# TASK DESCRIPTION:
For the data below, give the number of lines containing "criteria" and nothing more.

# LISTED ENTRIES:
┌──

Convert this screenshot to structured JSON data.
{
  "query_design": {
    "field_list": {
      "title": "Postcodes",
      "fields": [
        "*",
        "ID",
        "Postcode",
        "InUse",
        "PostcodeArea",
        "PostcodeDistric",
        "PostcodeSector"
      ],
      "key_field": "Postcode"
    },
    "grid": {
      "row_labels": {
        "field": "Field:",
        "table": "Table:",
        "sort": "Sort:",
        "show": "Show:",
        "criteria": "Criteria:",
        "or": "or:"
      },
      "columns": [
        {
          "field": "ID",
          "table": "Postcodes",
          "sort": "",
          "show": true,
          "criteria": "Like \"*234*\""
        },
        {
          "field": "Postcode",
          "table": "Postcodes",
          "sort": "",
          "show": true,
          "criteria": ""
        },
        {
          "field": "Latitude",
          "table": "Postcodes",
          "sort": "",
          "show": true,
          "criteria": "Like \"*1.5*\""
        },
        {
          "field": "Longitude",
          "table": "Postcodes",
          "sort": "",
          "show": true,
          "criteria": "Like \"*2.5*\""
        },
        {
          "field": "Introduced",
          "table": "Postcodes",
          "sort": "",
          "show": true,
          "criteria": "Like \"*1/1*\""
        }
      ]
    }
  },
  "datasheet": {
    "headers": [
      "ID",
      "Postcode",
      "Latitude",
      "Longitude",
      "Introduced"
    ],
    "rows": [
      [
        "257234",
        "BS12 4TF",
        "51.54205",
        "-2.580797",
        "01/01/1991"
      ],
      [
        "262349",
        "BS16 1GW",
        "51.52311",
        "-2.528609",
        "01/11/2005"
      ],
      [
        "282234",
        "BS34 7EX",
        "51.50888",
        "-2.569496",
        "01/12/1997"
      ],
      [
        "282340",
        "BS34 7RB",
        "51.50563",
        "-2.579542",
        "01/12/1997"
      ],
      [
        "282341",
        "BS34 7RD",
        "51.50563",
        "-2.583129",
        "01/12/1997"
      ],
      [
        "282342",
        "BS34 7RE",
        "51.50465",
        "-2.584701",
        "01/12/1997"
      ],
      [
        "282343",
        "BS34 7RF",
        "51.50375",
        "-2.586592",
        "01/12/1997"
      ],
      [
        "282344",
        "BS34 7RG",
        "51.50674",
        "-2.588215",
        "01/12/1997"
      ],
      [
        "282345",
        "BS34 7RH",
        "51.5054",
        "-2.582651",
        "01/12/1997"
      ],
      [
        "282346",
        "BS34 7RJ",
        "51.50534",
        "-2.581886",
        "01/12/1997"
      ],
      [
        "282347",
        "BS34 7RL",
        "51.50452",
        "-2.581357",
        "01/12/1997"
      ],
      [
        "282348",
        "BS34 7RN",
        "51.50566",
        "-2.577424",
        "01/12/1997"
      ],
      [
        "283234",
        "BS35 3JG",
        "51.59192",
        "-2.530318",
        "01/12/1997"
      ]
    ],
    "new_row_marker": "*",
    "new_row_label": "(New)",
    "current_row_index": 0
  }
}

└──

# RESPONSE TO THE EXERCISE:
6